Why Do So Many Seniors End Up in the Emergency Room?
Emergencies happen from time to time, particularly as we age. Seniors visit the emergency department at higher rates than other age groups.
A quarter of seniors have visited the emergency room at some point. Today, more than 19.6 million emergency department (ED) visits in the United States are made by adults aged 65 and over.
What health issues bring so many seniors to the emergency room? We tend to assume medical conditions like stroke and heart attacks land most older adults in the hospital. In reality, seniors visit the ER for a number of other reasons that may surprise you.
Top Reasons Seniors Go to The Emergency Room
- Falls – Falls are the leading cause of non-fatal injuries among older adults. Every 13 seconds a senior is treated in the emergency room for a fall.
- Car accidents and injuries – Car crashes are the second most common form of trauma among older adults, according to the Annals of Emergency Medicine. If you or a loved one was injured in a road accident involving a truck, you should consider speaking with a truck accident lawyer or a semi truck accident attorney to know how you can seek compensation.

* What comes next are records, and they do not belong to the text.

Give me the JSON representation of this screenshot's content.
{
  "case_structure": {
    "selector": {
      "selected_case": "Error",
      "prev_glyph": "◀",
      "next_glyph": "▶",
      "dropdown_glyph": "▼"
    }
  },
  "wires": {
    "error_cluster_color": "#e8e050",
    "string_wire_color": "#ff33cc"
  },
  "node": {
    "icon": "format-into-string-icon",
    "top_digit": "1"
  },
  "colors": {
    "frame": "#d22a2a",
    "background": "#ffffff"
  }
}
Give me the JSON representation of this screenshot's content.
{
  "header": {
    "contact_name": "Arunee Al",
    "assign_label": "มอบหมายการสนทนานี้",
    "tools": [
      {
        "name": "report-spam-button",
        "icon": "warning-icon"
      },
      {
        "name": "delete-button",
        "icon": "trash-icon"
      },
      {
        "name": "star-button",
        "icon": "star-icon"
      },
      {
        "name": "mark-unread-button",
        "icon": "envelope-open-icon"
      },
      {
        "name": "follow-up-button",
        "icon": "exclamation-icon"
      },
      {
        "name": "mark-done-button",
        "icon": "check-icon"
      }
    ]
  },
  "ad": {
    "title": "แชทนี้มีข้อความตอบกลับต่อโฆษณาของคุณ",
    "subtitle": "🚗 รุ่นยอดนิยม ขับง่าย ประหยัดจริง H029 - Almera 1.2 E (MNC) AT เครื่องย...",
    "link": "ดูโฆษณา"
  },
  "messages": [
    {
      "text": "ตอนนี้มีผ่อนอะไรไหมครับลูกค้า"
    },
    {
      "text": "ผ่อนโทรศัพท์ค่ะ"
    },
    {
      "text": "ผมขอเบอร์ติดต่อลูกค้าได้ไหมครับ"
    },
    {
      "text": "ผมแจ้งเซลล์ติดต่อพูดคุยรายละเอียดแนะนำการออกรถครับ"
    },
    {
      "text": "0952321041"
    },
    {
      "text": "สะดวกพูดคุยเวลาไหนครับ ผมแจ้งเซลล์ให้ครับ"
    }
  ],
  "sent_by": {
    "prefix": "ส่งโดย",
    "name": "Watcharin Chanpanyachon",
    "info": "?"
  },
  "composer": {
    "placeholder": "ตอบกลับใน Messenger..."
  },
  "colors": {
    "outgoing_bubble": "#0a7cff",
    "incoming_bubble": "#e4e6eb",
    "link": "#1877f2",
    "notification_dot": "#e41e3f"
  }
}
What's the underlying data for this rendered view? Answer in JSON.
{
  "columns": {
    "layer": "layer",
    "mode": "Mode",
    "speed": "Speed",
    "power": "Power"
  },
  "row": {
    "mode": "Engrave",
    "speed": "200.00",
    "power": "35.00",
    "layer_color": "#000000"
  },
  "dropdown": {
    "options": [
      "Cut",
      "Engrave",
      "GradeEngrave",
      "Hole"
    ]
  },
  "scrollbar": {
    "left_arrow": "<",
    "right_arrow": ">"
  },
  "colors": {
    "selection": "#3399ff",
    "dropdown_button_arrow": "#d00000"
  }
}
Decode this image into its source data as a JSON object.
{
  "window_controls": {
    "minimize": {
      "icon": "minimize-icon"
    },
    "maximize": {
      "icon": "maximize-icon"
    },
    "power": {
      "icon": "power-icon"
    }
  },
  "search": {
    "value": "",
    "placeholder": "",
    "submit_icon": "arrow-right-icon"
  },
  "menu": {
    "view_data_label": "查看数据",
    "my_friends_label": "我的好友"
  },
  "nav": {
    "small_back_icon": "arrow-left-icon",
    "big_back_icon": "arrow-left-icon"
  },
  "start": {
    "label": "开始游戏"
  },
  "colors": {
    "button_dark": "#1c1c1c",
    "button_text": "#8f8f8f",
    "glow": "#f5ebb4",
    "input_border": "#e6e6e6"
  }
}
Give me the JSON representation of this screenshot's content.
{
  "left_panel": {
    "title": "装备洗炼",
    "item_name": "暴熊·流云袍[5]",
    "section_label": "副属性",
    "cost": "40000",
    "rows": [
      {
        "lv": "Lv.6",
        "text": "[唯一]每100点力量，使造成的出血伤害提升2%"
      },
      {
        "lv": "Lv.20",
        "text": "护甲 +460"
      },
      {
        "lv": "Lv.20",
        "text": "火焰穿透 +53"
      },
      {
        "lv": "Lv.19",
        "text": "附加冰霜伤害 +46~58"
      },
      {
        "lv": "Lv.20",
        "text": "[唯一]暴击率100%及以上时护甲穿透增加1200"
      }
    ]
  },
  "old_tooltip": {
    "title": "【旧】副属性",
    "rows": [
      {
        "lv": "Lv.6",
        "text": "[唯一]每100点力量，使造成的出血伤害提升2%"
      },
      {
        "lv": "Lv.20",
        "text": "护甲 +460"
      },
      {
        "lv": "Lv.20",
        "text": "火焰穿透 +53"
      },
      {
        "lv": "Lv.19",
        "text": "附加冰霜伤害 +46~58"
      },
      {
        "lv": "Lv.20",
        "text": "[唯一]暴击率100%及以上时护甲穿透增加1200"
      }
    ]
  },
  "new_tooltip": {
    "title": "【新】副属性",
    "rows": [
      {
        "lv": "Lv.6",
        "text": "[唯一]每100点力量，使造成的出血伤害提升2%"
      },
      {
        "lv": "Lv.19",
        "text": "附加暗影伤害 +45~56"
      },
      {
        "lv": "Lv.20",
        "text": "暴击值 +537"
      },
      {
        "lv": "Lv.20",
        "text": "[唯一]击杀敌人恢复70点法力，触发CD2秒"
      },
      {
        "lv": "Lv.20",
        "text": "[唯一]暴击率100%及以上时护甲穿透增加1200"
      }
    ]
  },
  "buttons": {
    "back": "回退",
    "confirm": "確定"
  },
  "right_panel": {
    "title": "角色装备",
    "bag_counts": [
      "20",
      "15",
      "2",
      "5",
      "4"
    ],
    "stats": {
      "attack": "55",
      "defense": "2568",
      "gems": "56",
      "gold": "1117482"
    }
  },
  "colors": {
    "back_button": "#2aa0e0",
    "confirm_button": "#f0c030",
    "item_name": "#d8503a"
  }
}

- Medication reactions – Adverse drug reactions put millions of seniors in the emergency room each year. According to the New York Times, four medications in particular are responsible for two-thirds of emergency hospitalizations among older Americans. They are blood thinners, insulin injections, aspirin, and oral diabetes drugs.
- Heart Disease – Of the over 100 million emergency room visits that occur in the U.S., approximately 1.8 million are related to heart disease. Seniors may call an ambulance if they experience heart-related symptoms such as chest pain, shortness of breath, and exhaustion.
- Diabetes – Seniors are at risk for hospitalization from diabetes-related complications ranging from strokes and heart attacks to ulcers and dehydration caused by elevated blood sugar levels.
Plan Ahead for an Emergency Room Visit
The best thing to do is to plan ahead. Keep a complete list of medications that you or your loved one is currently taking, as well as a list of any medications he or she is allergic to. It’s also a good idea to have a brief medical history of past procedures, surgeries, or prior hospitalizations written out along with the contact details for medical providers and insurance information.
Senior-friendly Emergency Rooms
Recently, there has been a move in the healthcare industry to make emergency rooms more welcoming to older adults. These senior specialty ERs are different from regular ERs: they have softer lighting, non-slip floors, bedside toilets, thicker mattresses, and many other features that aim to provide higher quality care to seniors.
A trip to the emergency room isn’t something most of us wish for ourselves at any age. For seniors, maintaining a healthy, active lifestyle with age is the best way to stay out of the hospital and continue to enjoy life.